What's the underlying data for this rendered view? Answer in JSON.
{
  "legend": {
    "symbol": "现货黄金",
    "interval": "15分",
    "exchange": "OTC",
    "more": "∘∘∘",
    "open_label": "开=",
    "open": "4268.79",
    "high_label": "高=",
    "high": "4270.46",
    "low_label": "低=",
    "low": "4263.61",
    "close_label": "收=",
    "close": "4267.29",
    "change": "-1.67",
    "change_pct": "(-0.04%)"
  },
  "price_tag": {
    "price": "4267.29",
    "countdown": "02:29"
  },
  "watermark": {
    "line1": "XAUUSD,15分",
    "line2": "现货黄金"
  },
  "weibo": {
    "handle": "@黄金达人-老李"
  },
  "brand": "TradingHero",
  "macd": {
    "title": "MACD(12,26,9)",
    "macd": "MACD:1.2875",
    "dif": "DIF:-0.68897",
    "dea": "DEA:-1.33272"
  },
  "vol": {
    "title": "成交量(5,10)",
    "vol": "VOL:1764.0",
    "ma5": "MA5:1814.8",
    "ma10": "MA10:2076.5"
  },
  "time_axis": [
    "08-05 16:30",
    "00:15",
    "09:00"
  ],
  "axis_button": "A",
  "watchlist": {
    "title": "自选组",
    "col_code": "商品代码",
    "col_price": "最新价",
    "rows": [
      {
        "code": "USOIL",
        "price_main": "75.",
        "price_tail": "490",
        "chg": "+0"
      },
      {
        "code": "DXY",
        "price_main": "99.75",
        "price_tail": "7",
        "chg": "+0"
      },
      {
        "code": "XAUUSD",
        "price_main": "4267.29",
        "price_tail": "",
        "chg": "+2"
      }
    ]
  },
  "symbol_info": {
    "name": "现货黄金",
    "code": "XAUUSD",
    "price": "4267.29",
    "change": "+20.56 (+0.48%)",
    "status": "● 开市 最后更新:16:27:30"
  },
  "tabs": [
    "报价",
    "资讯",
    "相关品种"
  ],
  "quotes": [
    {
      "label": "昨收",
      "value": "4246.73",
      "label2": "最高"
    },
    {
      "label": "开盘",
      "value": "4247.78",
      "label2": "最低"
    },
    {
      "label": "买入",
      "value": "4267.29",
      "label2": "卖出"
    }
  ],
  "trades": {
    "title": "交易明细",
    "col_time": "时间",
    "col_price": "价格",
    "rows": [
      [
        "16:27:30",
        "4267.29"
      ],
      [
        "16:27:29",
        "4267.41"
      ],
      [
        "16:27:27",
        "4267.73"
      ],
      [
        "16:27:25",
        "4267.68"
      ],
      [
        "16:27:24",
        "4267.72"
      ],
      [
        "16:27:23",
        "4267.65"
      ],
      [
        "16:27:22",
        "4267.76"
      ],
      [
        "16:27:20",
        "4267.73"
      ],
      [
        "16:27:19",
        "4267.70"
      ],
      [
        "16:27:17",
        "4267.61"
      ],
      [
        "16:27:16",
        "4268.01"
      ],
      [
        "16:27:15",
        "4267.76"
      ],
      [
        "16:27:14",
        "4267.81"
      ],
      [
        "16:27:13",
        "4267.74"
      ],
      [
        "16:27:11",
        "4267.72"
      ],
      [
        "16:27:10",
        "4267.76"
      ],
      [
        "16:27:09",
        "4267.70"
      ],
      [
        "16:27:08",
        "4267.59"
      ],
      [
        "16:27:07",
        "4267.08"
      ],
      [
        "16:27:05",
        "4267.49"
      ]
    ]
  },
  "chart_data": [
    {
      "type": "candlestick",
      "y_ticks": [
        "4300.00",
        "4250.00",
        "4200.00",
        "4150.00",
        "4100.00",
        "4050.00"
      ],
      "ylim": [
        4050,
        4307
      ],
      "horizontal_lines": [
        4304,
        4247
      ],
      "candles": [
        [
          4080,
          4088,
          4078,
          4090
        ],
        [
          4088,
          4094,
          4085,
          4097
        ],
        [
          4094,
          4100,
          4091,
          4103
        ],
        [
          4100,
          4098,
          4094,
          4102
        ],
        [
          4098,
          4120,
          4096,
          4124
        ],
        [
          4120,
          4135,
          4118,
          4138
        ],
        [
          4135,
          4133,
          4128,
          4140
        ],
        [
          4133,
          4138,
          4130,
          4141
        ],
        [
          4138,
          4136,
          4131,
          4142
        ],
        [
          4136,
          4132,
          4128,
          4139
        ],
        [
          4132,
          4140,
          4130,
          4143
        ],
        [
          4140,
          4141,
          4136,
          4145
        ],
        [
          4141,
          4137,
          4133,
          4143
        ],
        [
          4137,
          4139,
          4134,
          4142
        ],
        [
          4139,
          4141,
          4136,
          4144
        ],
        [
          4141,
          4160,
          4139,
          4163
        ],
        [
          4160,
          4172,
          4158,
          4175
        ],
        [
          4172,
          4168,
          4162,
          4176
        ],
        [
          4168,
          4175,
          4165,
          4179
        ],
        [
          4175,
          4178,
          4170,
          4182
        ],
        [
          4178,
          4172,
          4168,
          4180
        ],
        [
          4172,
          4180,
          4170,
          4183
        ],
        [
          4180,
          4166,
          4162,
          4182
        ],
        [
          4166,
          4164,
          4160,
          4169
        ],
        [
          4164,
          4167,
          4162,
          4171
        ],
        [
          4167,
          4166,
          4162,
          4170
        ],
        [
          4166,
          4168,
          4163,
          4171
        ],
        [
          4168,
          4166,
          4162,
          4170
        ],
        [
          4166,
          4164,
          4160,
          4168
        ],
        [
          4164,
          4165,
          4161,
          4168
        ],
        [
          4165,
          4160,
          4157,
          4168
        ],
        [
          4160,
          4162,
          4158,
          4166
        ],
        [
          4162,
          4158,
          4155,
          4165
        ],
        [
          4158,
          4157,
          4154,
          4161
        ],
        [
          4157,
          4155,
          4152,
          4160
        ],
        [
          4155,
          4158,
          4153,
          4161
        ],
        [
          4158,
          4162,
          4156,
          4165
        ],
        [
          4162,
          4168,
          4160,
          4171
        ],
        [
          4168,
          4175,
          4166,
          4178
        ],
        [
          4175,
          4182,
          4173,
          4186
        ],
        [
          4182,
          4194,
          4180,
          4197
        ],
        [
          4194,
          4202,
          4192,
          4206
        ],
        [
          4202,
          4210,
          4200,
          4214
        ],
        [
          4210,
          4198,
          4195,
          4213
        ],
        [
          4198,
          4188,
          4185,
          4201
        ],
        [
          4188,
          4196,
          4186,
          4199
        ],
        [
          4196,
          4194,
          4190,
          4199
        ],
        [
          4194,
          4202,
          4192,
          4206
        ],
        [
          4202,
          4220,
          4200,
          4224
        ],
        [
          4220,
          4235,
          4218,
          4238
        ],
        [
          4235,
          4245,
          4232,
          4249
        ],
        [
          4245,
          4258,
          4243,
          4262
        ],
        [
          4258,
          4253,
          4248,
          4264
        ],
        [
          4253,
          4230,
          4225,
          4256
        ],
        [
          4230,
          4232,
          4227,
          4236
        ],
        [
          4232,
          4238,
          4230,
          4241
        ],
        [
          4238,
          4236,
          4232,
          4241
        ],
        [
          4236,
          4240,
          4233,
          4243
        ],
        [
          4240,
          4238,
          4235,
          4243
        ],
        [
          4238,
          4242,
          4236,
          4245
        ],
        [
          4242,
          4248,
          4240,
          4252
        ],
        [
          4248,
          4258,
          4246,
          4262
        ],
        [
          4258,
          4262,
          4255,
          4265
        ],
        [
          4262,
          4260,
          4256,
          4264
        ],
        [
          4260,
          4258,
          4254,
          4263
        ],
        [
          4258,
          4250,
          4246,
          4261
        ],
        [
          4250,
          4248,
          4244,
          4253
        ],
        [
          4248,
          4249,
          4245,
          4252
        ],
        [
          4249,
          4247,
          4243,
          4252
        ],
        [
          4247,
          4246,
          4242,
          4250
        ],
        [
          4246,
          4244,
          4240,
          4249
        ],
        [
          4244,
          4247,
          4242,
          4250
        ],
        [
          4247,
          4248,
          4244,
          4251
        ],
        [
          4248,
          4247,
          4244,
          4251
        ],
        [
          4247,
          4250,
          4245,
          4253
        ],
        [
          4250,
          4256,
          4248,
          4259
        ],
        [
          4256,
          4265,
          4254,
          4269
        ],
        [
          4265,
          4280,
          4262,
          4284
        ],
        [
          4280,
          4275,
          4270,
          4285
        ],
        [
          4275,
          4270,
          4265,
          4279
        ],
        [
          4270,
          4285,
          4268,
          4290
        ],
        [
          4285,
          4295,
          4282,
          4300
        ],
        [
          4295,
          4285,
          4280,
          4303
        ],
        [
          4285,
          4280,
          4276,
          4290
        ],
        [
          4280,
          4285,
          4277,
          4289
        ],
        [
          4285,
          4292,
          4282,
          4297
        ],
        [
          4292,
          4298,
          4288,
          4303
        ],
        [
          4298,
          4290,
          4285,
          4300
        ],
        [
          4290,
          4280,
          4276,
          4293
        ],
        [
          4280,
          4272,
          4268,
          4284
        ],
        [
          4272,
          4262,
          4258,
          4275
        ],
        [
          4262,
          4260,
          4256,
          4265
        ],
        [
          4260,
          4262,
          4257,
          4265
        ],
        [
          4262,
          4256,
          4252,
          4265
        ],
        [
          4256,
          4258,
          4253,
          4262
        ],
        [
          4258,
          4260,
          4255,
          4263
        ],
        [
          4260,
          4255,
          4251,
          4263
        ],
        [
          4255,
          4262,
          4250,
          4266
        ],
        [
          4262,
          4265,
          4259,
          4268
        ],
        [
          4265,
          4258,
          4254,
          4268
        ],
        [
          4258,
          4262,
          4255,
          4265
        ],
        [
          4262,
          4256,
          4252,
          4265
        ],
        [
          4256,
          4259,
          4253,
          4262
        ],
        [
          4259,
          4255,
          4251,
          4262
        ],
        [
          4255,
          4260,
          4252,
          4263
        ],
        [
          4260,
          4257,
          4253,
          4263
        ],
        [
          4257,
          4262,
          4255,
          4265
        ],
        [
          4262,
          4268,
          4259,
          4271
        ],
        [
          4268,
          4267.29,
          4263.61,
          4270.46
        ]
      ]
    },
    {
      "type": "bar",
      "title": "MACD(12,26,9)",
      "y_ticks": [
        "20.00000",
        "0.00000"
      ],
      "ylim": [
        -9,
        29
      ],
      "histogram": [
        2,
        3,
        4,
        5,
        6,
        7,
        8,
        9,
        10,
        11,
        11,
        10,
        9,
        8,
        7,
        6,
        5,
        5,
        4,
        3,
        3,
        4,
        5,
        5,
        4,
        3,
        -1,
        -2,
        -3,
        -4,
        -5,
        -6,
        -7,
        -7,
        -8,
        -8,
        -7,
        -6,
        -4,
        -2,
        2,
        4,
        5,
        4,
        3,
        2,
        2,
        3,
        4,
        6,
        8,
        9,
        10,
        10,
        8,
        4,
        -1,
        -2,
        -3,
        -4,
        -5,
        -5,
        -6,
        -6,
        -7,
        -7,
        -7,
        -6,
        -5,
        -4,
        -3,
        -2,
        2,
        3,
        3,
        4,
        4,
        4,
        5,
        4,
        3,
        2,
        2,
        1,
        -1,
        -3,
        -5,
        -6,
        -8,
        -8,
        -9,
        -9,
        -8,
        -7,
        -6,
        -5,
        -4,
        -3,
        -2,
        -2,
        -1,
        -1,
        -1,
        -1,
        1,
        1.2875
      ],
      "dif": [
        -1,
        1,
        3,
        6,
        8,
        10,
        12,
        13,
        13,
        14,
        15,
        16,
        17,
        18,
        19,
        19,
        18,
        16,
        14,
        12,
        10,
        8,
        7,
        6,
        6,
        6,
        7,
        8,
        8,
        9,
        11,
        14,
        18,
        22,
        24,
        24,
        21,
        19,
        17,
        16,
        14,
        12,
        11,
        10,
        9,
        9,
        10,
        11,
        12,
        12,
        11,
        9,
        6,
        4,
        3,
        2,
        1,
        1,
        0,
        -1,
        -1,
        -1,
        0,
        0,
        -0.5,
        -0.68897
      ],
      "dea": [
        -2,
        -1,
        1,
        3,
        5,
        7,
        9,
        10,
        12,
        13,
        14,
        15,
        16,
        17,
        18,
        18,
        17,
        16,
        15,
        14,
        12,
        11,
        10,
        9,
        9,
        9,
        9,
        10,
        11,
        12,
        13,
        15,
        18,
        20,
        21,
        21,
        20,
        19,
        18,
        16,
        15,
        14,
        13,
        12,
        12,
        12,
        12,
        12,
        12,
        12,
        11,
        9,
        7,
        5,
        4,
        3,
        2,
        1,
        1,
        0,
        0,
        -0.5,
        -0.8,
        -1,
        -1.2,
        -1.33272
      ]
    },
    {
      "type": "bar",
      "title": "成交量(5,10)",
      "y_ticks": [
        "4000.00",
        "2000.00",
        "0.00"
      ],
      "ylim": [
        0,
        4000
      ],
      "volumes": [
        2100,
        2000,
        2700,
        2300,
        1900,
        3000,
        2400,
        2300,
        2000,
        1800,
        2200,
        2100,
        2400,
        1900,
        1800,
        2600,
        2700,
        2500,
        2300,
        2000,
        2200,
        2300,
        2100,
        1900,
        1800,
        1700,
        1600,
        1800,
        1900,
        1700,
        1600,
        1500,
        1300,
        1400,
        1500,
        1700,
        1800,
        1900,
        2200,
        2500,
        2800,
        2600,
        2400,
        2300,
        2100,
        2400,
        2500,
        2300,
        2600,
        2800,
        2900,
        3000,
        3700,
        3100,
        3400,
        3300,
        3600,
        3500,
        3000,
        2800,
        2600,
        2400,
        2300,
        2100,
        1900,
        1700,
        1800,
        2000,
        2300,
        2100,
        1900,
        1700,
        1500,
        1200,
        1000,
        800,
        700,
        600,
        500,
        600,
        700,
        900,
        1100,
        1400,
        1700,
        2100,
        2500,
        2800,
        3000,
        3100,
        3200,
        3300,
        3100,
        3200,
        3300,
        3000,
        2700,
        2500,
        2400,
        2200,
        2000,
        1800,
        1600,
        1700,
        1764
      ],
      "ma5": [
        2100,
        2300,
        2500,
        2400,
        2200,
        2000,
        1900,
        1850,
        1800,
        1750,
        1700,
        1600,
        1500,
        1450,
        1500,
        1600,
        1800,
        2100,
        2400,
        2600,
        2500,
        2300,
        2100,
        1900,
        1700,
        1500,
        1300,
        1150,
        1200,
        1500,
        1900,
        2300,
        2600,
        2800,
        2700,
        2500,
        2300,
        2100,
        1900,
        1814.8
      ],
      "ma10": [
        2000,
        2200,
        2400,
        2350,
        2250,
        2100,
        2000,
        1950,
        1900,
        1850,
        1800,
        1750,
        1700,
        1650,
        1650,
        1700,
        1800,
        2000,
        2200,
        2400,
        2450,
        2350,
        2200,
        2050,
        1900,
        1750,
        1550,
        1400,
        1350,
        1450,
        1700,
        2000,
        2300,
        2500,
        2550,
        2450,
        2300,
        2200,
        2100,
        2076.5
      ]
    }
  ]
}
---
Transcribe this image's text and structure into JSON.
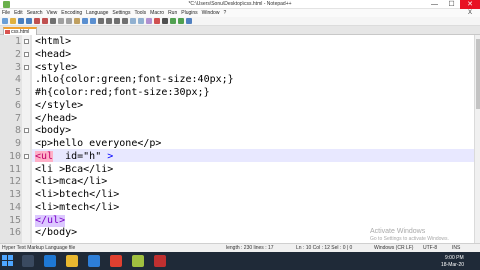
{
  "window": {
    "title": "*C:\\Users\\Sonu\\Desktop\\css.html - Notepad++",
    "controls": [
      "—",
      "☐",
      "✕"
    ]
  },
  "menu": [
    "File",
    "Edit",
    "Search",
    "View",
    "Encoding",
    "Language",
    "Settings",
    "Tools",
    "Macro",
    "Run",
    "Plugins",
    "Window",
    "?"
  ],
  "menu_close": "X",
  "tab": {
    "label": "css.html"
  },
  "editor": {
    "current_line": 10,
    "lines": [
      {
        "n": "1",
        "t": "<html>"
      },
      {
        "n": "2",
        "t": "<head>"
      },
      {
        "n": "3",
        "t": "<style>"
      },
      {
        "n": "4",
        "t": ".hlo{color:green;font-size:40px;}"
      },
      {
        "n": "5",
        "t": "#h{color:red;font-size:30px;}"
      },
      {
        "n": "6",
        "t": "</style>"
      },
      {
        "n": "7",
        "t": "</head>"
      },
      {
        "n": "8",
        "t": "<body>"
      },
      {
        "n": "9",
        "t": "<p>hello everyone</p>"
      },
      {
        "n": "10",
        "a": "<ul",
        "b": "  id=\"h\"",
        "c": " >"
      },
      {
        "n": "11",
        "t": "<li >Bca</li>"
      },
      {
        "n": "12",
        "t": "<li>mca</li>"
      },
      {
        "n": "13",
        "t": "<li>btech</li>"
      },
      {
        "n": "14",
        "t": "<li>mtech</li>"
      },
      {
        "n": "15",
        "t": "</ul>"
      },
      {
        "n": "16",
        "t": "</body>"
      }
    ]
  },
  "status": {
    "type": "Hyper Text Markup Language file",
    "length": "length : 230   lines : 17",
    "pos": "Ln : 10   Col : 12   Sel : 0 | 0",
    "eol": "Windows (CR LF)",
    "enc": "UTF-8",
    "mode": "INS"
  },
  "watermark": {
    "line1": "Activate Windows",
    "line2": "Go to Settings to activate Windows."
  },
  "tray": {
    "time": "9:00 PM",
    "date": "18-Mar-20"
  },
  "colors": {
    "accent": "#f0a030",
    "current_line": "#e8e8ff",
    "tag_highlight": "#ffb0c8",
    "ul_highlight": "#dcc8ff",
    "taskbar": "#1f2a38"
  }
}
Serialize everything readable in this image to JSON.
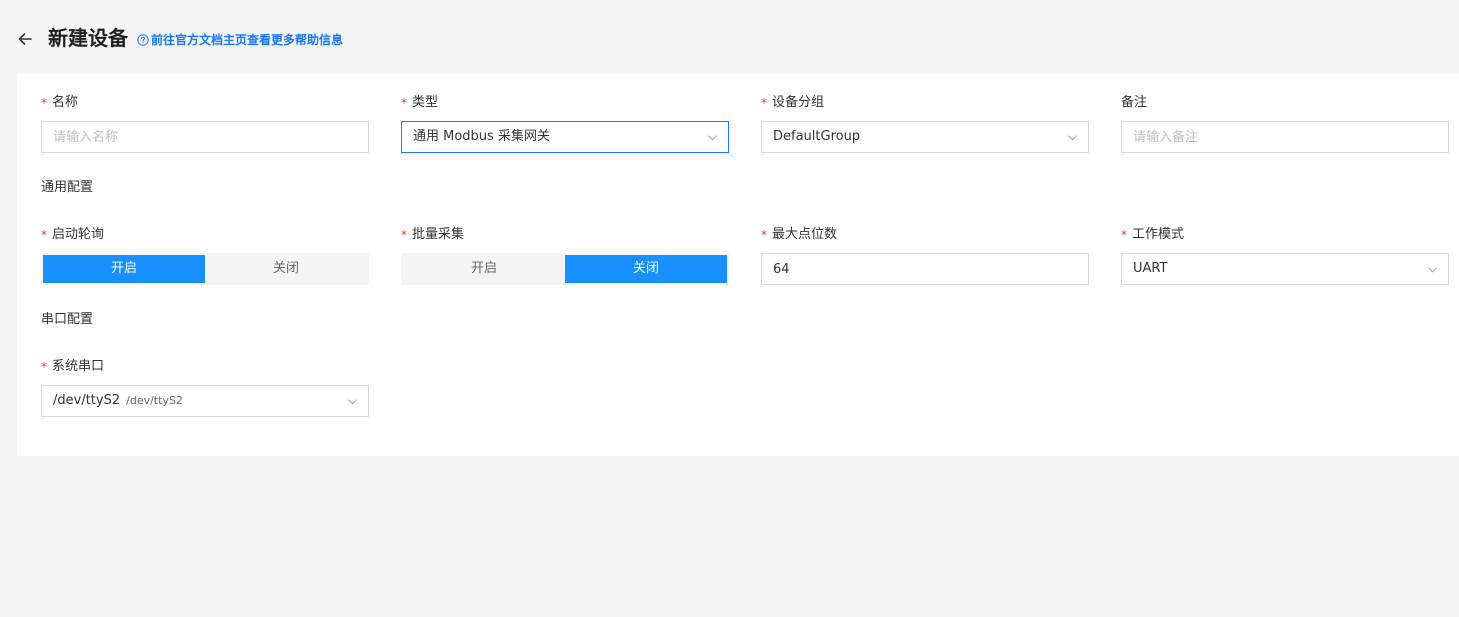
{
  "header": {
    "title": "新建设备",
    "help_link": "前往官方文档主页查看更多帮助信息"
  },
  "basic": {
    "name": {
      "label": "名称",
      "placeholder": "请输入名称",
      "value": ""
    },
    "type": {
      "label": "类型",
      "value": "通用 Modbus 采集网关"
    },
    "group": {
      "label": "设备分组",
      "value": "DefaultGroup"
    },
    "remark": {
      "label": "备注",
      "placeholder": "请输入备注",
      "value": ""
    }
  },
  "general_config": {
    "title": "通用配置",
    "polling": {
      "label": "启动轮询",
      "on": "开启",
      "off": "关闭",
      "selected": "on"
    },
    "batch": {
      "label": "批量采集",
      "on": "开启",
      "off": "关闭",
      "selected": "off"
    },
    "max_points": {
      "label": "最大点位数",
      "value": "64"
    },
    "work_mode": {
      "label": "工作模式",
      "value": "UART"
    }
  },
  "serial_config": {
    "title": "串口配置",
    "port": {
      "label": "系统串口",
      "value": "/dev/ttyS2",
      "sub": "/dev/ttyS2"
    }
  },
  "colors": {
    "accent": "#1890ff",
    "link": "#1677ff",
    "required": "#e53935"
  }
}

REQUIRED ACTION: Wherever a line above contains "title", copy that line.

WRITTEN ANSWER:
    "title": "MACD(12,26,9)",
    "title": "成交量(5,10)",
    "title": "自选组",
    "title": "交易明细",
      "title": "MACD(12,26,9)",
      "title": "成交量(5,10)",
    "title": "*C:\\Users\\Sonu\\Desktop\\css.html - Notepad++",
    "title": "新建设备",
    "title": "通用配置",
    "title": "串口配置",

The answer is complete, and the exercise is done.